Accessed through the ABPI website, users will be able to search the database by a variety of fields such as first name, last name, HCO, place of work, city of principal practice or company. In developing the system we have prioritised accessibility, company workload and consistency with the pan-European approach.

Companies will upload data to the system in a standard template using a secure login. Data from the templates will be matched, consolidated and a unique ID assigned to each record to facilitate accurate search capability.

In addition to individual payment data, the disclosure pages of the ABPI website will also publish payments to HCOs, aggregate totals of company R&D spend and a total figure for R&D in the UK.

The UK template, currently part of the PMCPA public consultation, is as close to the EFPIA produced template as possible whilst recognising the additional reporting requirements under the UK Code such as joint working and changes needed to facilitate the development of a central platform.

The finalised template and changes to the Code mandating use of the central platform will be published if agreed in November.

The disclosure of payments to HCPs is about bringing further transparency to the relationship between industry and the people it works with. It is a relationship that is critical to the future of medical innovation and patient care and as such, should meet the high expectations of patients and wider stakeholders.

As an industry, our responsibility to patients and to society extends beyond the sale and purchase of new medicines. It is about playing our part in meeting the challenges faced by healthcare systems the world over.

Taking on that role means working collaboratively with HCPs, so the addition of disclosure requirements on top of existing frameworks should allow us to move forward in confidence.

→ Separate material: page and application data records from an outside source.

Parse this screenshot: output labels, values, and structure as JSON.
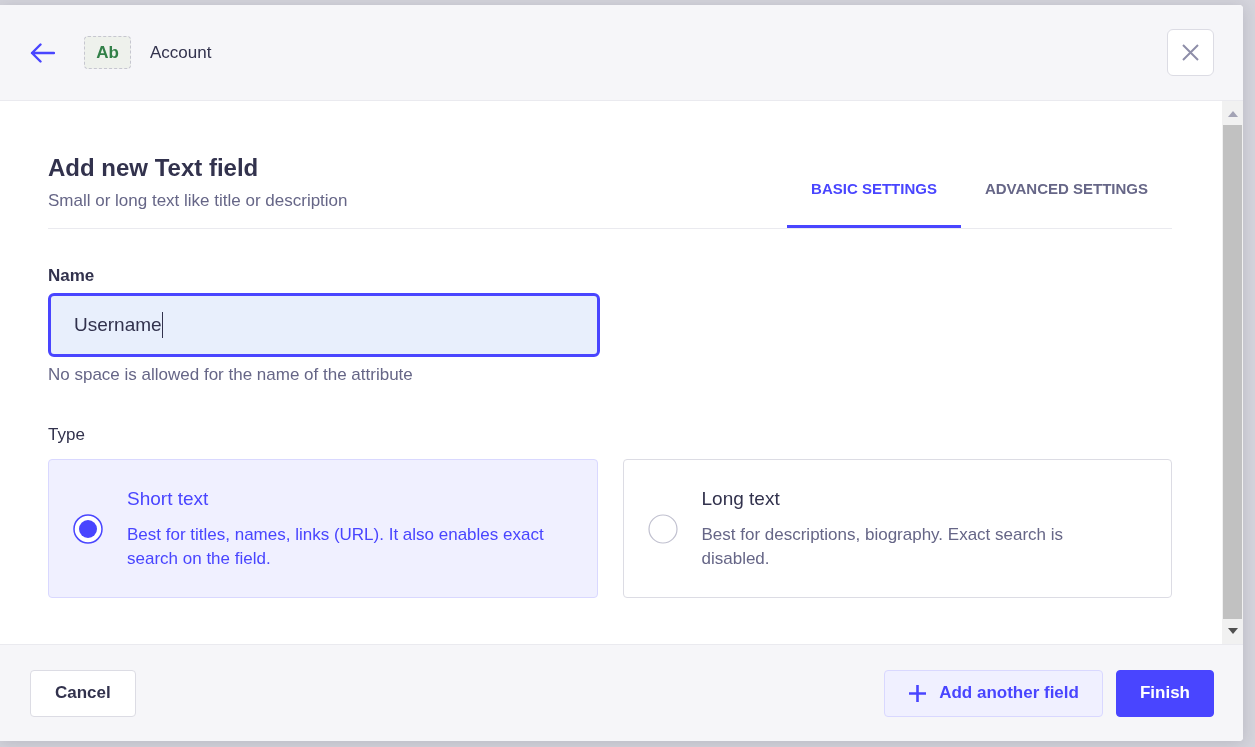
{
  "header": {
    "badge": "Ab",
    "title": "Account"
  },
  "form": {
    "title": "Add new Text field",
    "subtitle": "Small or long text like title or description",
    "tabs": [
      {
        "label": "BASIC SETTINGS",
        "selected": true
      },
      {
        "label": "ADVANCED SETTINGS",
        "selected": false
      }
    ],
    "name_field": {
      "label": "Name",
      "value": "Username",
      "focused": true,
      "hint": "No space is allowed for the name of the attribute"
    },
    "type_field": {
      "label": "Type",
      "options": [
        {
          "title": "Short text",
          "description": "Best for titles, names, links (URL). It also enables exact search on the field.",
          "selected": true
        },
        {
          "title": "Long text",
          "description": "Best for descriptions, biography. Exact search is disabled.",
          "selected": false
        }
      ]
    }
  },
  "footer": {
    "buttons": [
      {
        "label": "Cancel",
        "kind": "secondary"
      },
      {
        "label": "Add another field",
        "kind": "add"
      },
      {
        "label": "Finish",
        "kind": "primary"
      }
    ]
  }
}
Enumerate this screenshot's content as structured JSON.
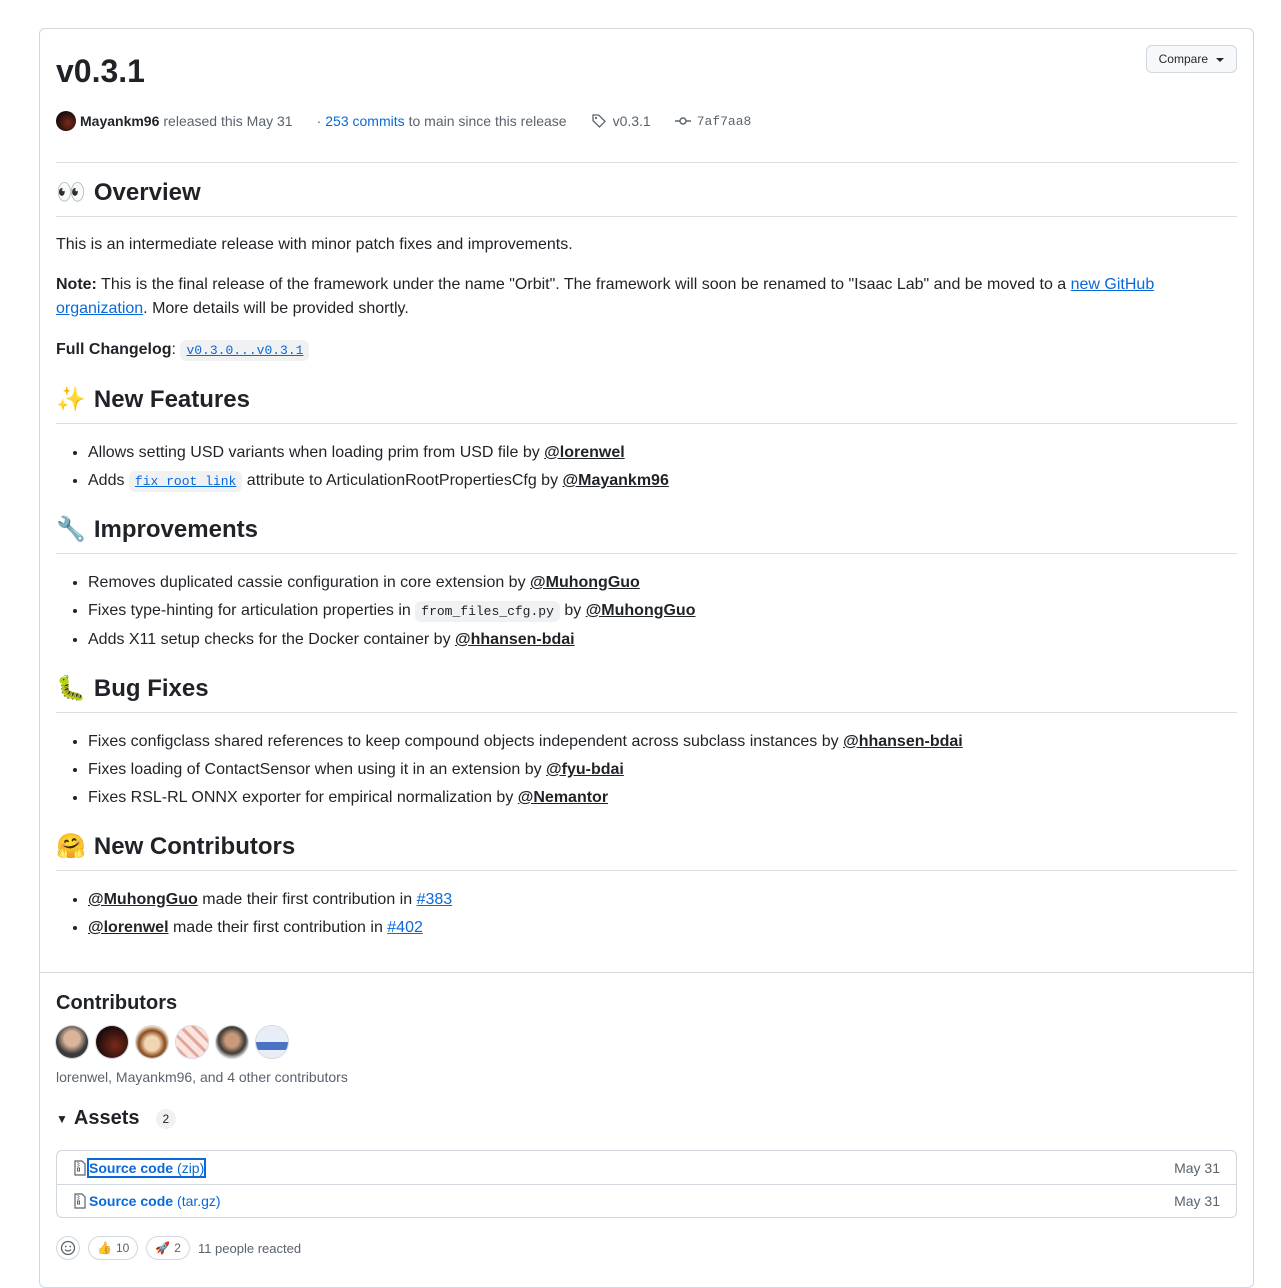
{
  "release": {
    "title": "v0.3.1",
    "compare_label": "Compare",
    "author": "Mayankm96",
    "released_text": "released this May 31",
    "commits_link": "253 commits",
    "commits_suffix": "to main since this release",
    "tag": "v0.3.1",
    "commit_sha": "7af7aa8"
  },
  "overview": {
    "heading": "Overview",
    "emoji": "👀",
    "intro": "This is an intermediate release with minor patch fixes and improvements.",
    "note_label": "Note:",
    "note_text": " This is the final release of the framework under the name \"Orbit\". The framework will soon be renamed to \"Isaac Lab\" and be moved to a ",
    "note_link": "new GitHub organization",
    "note_tail": ". More details will be provided shortly.",
    "changelog_label": "Full Changelog",
    "changelog_link": "v0.3.0...v0.3.1"
  },
  "features": {
    "heading": "New Features",
    "emoji": "✨",
    "items": [
      {
        "text": "Allows setting USD variants when loading prim from USD file by ",
        "user": "@lorenwel"
      },
      {
        "pre": "Adds ",
        "code": "fix_root_link",
        "text": " attribute to ArticulationRootPropertiesCfg by ",
        "user": "@Mayankm96"
      }
    ]
  },
  "improvements": {
    "heading": "Improvements",
    "emoji": "🔧",
    "items": [
      {
        "text": "Removes duplicated cassie configuration in core extension by ",
        "user": "@MuhongGuo"
      },
      {
        "pre": "Fixes type-hinting for articulation properties in ",
        "code": "from_files_cfg.py",
        "text": " by ",
        "user": "@MuhongGuo"
      },
      {
        "text": "Adds X11 setup checks for the Docker container by ",
        "user": "@hhansen-bdai"
      }
    ]
  },
  "bugfixes": {
    "heading": "Bug Fixes",
    "emoji": "🐛",
    "items": [
      {
        "text": "Fixes configclass shared references to keep compound objects independent across subclass instances by ",
        "user": "@hhansen-bdai"
      },
      {
        "text": "Fixes loading of ContactSensor when using it in an extension by ",
        "user": "@fyu-bdai"
      },
      {
        "text": "Fixes RSL-RL ONNX exporter for empirical normalization by ",
        "user": "@Nemantor"
      }
    ]
  },
  "new_contributors": {
    "heading": "New Contributors",
    "emoji": "🤗",
    "items": [
      {
        "user": "@MuhongGuo",
        "text": " made their first contribution in ",
        "pr": "#383"
      },
      {
        "user": "@lorenwel",
        "text": " made their first contribution in ",
        "pr": "#402"
      }
    ]
  },
  "contributors": {
    "heading": "Contributors",
    "summary": "lorenwel, Mayankm96, and 4 other contributors"
  },
  "assets": {
    "heading": "Assets",
    "count": "2",
    "items": [
      {
        "name": "Source code",
        "ext": "(zip)",
        "date": "May 31"
      },
      {
        "name": "Source code",
        "ext": "(tar.gz)",
        "date": "May 31"
      }
    ]
  },
  "reactions": {
    "thumbs_count": "10",
    "rocket_count": "2",
    "summary": "11 people reacted"
  }
}
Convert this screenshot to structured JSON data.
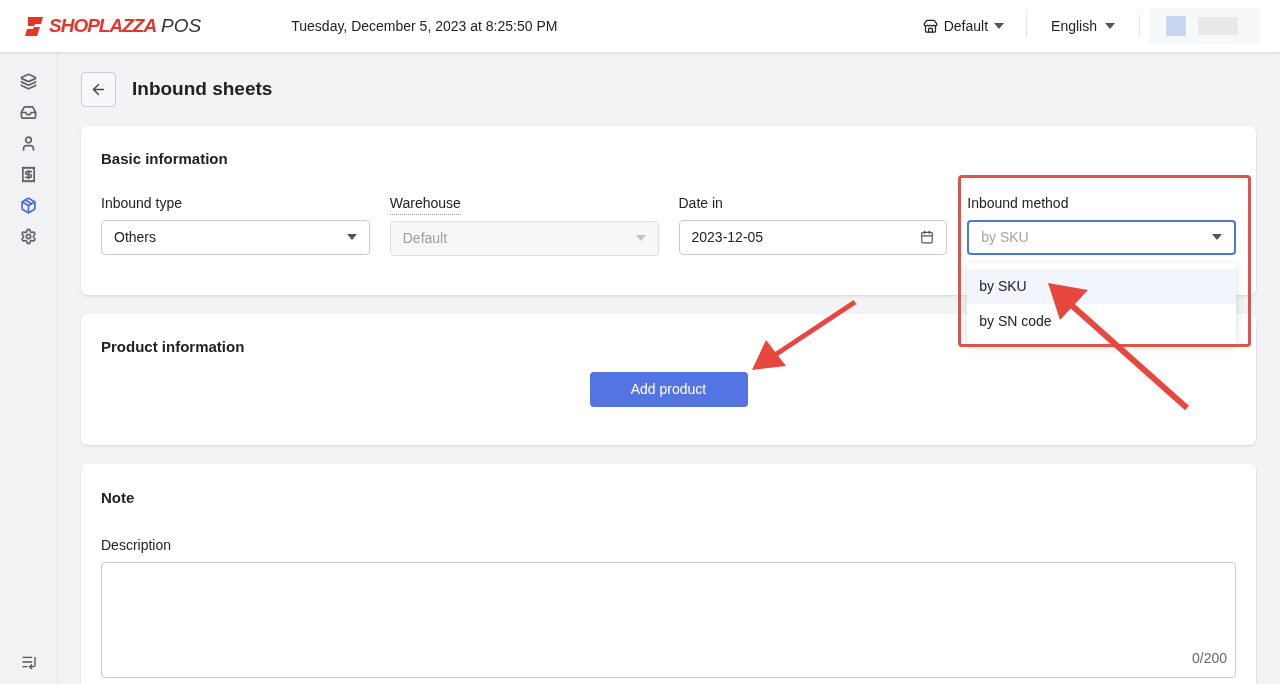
{
  "header": {
    "brand": "SHOPLAZZA",
    "product": "POS",
    "datetime": "Tuesday, December 5, 2023 at 8:25:50 PM",
    "store": "Default",
    "language": "English"
  },
  "sidebar": {
    "items": [
      {
        "kind": "cards",
        "selected": false
      },
      {
        "kind": "inbox",
        "selected": false
      },
      {
        "kind": "person",
        "selected": false
      },
      {
        "kind": "receipt",
        "selected": false
      },
      {
        "kind": "box",
        "selected": true
      },
      {
        "kind": "settings",
        "selected": false
      }
    ]
  },
  "page": {
    "title": "Inbound sheets"
  },
  "basic": {
    "title": "Basic information",
    "fields": [
      {
        "kind": "select",
        "label": "Inbound type",
        "value": "Others",
        "disabled": false
      },
      {
        "kind": "select",
        "label": "Warehouse",
        "value": "Default",
        "disabled": true
      },
      {
        "kind": "date",
        "label": "Date in",
        "value": "2023-12-05"
      },
      {
        "kind": "select",
        "label": "Inbound method",
        "placeholder": "by SKU",
        "disabled": false,
        "expanded": true,
        "options": [
          {
            "label": "by SKU",
            "selected": true
          },
          {
            "label": "by SN code",
            "selected": false
          }
        ]
      }
    ]
  },
  "product": {
    "title": "Product information",
    "button": "Add product"
  },
  "note": {
    "title": "Note",
    "label": "Description",
    "counter": "0/200"
  }
}
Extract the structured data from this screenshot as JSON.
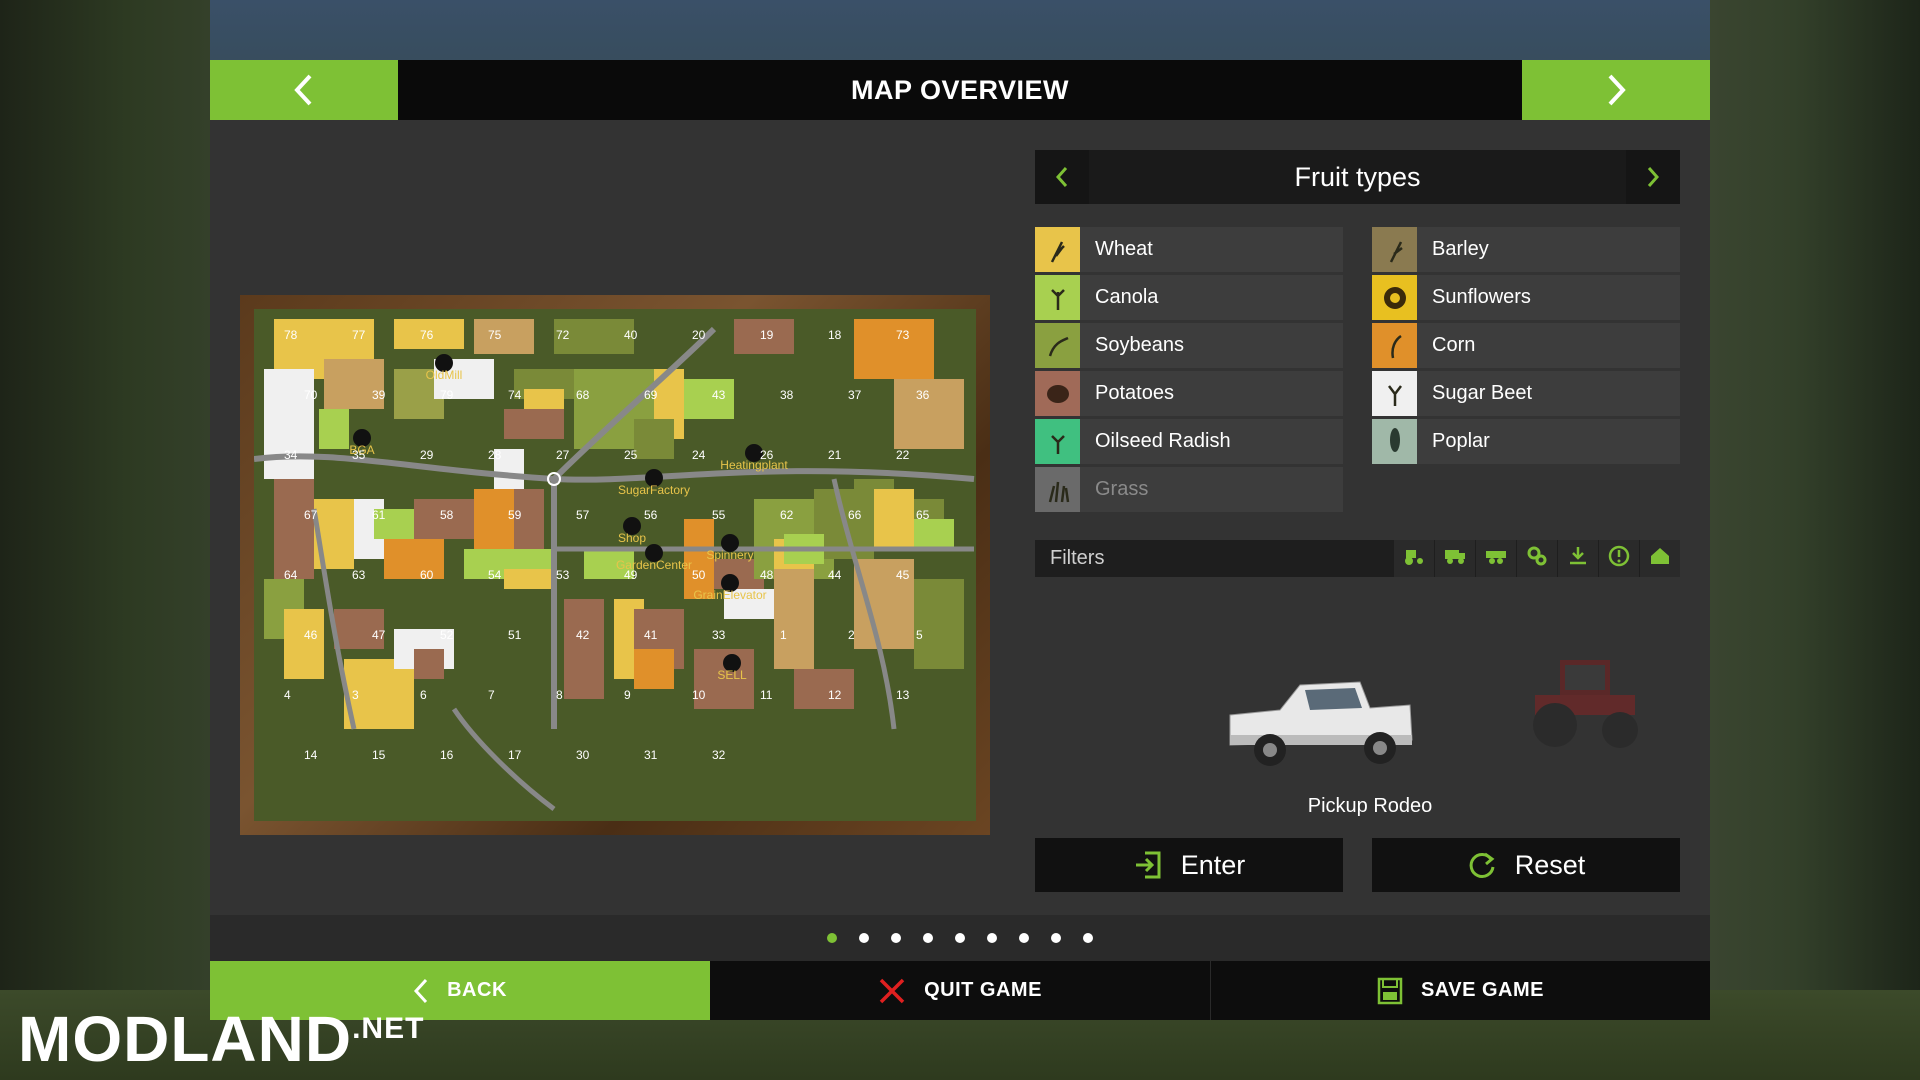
{
  "header": {
    "title": "MAP OVERVIEW"
  },
  "fruit_panel": {
    "title": "Fruit types",
    "items": [
      {
        "label": "Wheat",
        "icon": "wheat-icon",
        "color": "#e8c44a",
        "enabled": true
      },
      {
        "label": "Barley",
        "icon": "barley-icon",
        "color": "#8a7a50",
        "enabled": true
      },
      {
        "label": "Canola",
        "icon": "canola-icon",
        "color": "#a8d050",
        "enabled": true
      },
      {
        "label": "Sunflowers",
        "icon": "sunflower-icon",
        "color": "#e8c020",
        "enabled": true
      },
      {
        "label": "Soybeans",
        "icon": "soybean-icon",
        "color": "#8aa040",
        "enabled": true
      },
      {
        "label": "Corn",
        "icon": "corn-icon",
        "color": "#e0902a",
        "enabled": true
      },
      {
        "label": "Potatoes",
        "icon": "potato-icon",
        "color": "#a06a58",
        "enabled": true
      },
      {
        "label": "Sugar Beet",
        "icon": "sugarbeet-icon",
        "color": "#f0f0f0",
        "enabled": true
      },
      {
        "label": "Oilseed Radish",
        "icon": "radish-icon",
        "color": "#40c080",
        "enabled": true
      },
      {
        "label": "Poplar",
        "icon": "poplar-icon",
        "color": "#a0b8a8",
        "enabled": true
      },
      {
        "label": "Grass",
        "icon": "grass-icon",
        "color": "#6a6a6a",
        "enabled": false
      }
    ]
  },
  "filters": {
    "label": "Filters",
    "icons": [
      "tractor-icon",
      "truck-icon",
      "trailer-icon",
      "gears-icon",
      "unload-icon",
      "warning-icon",
      "home-icon"
    ]
  },
  "vehicle": {
    "name": "Pickup Rodeo",
    "enter_label": "Enter",
    "reset_label": "Reset"
  },
  "pager": {
    "count": 9,
    "active": 0
  },
  "footer": {
    "back_label": "BACK",
    "quit_label": "QUIT GAME",
    "save_label": "SAVE GAME"
  },
  "watermark": {
    "main": "MODLAND",
    "suffix": ".NET"
  },
  "map": {
    "labels": [
      "OldMill",
      "BGA",
      "SugarFactory",
      "Heatingplant",
      "Shop",
      "GardenCenter",
      "Spinnery",
      "GrainElevator",
      "SELL"
    ],
    "field_numbers": [
      "78",
      "77",
      "76",
      "75",
      "72",
      "40",
      "20",
      "19",
      "18",
      "73",
      "70",
      "39",
      "79",
      "74",
      "68",
      "69",
      "43",
      "38",
      "37",
      "36",
      "34",
      "35",
      "29",
      "28",
      "27",
      "25",
      "24",
      "26",
      "21",
      "22",
      "67",
      "61",
      "58",
      "59",
      "57",
      "56",
      "55",
      "62",
      "66",
      "65",
      "64",
      "63",
      "60",
      "54",
      "53",
      "49",
      "50",
      "48",
      "44",
      "45",
      "46",
      "47",
      "52",
      "51",
      "42",
      "41",
      "33",
      "1",
      "2",
      "5",
      "4",
      "3",
      "6",
      "7",
      "8",
      "9",
      "10",
      "11",
      "12",
      "13",
      "14",
      "15",
      "16",
      "17",
      "30",
      "31",
      "32"
    ]
  },
  "colors": {
    "accent": "#7ec135",
    "panel": "#333333",
    "header": "#0a0a0a"
  }
}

Andrew Powrie-Smith is Director of ABPI Scotland, he represents the largest sector of the life sciences industry in Scotland on issues from research, development, manufacture and supply through to access to medicines and their use in the NHS.